Wilmot withdrew his motion to lower the cap to $7,500 and moved to approve the original $10,000 cap, Riffle seconded it and Wilmot then voted against the motion, with Riffle voting for it, effectively killing the matter.
Carleton pointed out after the meeting that operational control of the department was in his contract; as long as he stayed within his budget, approved by commissioners, operational efficiency was only possible if he was given the flexibility to make needed purchases as needed. “That decision just put you at risk, as a community member,” he said.
At a special meeting held Monday, October 22, Wilmot referred to the chief’s conversation with the All Point Bulletin reporter and called that comment “entirely inappropriate” on the part of the chief. Wilmot continued to argue against increasing the chief’s discretionary purchasing limit but met only resistance from fellow commissioners and fire chief. “It’s important for the chief to have all the tools he needs to get the job done,” Riffle declared.
Asked by Wilmot if even a “friendly word choice amendment would be accepted by the chief” was peremptorily refused by Carleton who stiffly told Wilmot that the procedure policy had to be accepted in its entirety. The board then approved the new policy 3-0.
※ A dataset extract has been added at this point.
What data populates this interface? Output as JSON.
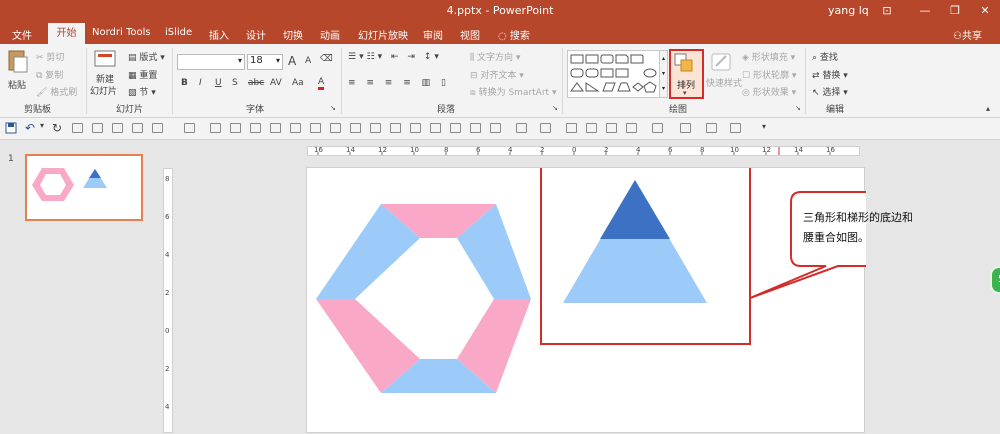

A motion made by Wilmot to increase the size of the board from three to five commissioners died for the lack of a second. Both Meursing and Riffle said increasing the board would make the meetings go longer. “I’m not interested in staying here until 11 or 12,” Meursing declared. Following rather heated comments from the public, Meursing closed the meeting down before the official public comment period.